Singapore has executed a 46-year-old Indian-origin drug trafficker, Tangaraju Suppiah, despite pleas for clemency from his family, human rights activists, and the United Nations. Tangaraju was hanged at dawn in Changi Prison after his 11th-hour appeal was rejected by a court.
He was convicted in October 2018 by a High Court judge of a capital charge of abetting an accomplice by conspiring to traffic cannabis, which was an offence under the Misuse of Drugs Act. Tangaraju, a Singaporean of Indian origin, was detained in 2014 for drug consumption and failure to report for a drug test.
Tangaraju’s sister Leelavathy Suppiah confirmed that the family had received a death certificate. The statement by the Singapore Prison Service confirmed that Tangaraju “had his capital sentence carried out today at Changi Prison Complex.”
Tangaraju’s case had drawn support from British billionaire Richard Branson and the UN High Commissioner for Human Rights, Ravina Shamdasani, who urged the Singapore government to reconsider Tangaraju’s execution and take steps to respect the right to life.

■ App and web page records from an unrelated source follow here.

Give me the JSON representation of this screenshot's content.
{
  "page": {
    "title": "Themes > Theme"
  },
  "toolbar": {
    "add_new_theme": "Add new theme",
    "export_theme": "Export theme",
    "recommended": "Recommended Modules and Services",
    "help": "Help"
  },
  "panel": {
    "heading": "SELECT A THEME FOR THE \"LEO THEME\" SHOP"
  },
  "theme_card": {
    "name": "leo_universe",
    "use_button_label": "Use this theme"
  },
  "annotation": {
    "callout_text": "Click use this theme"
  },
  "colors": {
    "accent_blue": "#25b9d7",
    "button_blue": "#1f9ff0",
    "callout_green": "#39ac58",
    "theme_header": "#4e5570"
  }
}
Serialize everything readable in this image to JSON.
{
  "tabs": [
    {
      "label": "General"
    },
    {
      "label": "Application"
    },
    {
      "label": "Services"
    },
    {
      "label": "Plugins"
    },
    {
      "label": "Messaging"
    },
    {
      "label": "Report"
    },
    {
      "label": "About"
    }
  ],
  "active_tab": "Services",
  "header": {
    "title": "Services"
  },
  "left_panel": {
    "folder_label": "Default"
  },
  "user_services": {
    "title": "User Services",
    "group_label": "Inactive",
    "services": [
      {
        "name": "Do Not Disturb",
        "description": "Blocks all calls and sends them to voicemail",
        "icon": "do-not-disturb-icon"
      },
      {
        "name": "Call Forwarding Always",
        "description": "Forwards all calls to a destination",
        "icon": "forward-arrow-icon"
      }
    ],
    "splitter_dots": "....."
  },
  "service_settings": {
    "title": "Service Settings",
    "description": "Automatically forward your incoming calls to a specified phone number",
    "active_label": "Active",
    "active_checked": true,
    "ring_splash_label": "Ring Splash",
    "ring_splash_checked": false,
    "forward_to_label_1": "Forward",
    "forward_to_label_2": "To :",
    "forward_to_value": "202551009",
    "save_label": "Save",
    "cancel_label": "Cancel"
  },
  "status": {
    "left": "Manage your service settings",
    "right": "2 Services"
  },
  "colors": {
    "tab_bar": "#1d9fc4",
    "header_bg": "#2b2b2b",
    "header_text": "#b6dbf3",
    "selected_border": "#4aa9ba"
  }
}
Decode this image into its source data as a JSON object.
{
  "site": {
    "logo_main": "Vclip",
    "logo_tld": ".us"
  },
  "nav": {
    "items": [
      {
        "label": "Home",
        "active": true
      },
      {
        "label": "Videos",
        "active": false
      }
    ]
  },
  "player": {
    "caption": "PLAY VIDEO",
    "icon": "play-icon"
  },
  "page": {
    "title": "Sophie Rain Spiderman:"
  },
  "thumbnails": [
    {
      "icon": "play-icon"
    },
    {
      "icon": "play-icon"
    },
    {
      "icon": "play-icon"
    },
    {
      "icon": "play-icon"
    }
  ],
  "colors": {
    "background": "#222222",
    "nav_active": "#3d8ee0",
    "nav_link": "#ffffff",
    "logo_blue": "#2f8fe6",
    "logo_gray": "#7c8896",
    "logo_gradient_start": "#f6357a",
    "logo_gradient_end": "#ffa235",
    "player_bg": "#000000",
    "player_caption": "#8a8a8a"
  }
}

Branson claimed in a blog post that Tangaraju’s conviction did not meet standards and that “Singapore may be about to kill an innocent man”. This was Singapore’s first execution in six months.
On Tuesday, the Ministry of Home Affairs (MHA) of Singapore stated that Richard Branson’s opinions about a Singaporean on death row indicated “disrespect” towards the country’s criminal justice system and judges.
The following day, Kirsten Han, an anti-death penalty activist, tweeted that Tangaraju Suppiah was executed by hanging at Changi Prison, and his family was provided with a death certificate. Han stated that Tangaraju’s family had many unanswered questions about his case and the evidence against him and that the experience had been traumatic for them.
The EU, along with the diplomatic missions of EU member states, Norway and Switzerland in Singapore, jointly released a statement on Monday, calling on the authorities to stop Tangaraju’s execution and change his sentence to a non-capital punishment.
In a Facebook post last Thursday, Australian MP Graham Perrett stated that he was “concerned that the planned execution of Tangaraju violates international law standards,” according to Channel News Asia.
According to a report, a Singaporean court rejected Tangaraju Suppiah’s request to review his case and halt his execution on Tuesday. In a 15-page ruling, Justice Chong stated that Tangaraju had not demonstrated a valid reason for the court to re-examine his case.
Tangaraju was sentenced to death after failing to satisfy any of the conditions that would have spared him from the death sentence. He appealed his conviction and sentence, but it was dismissed in August 2019, with the court concluding that he had conspired to traffic drugs and used a phone to communicate with his accomplice, Mogan Valo.
Tangaraju filed a criminal motion in November 2022 seeking permission to apply for a review of the appellate decision, which was also dismissed by the court in February 2023. In his final attempt, Tangaraju, who represented himself, claimed that the prosecution had not proved beyond a reasonable doubt that he and Mogan had conspired to traffic 1017.9g of cannabis.
Justice Chong, on the other hand, stated that during the trial, Tangaraju did not argue that he and Mogan had conspired to traffic an amount lower than the capital punishment threshold or any lesser amount. According to the report, Justice Chong stated that Tangaraju Suppiah was attempting to introduce an entirely new argument in his case.
On Saturday, the Central Narcotics Bureau (CNB) announced that Tangaraju’s plea for clemency to President Halimah Yacob was unsuccessful. The CNB stated that capital punishment is reserved for “the most serious offences,” such as the trafficking of large amounts of drugs that cause significant harm, not just to individual drug users but also to their families and society as a whole.
The bureau added that capital punishment is a component of Singapore’s comprehensive strategy to prevent harm, which targets both the supply and demand for drugs.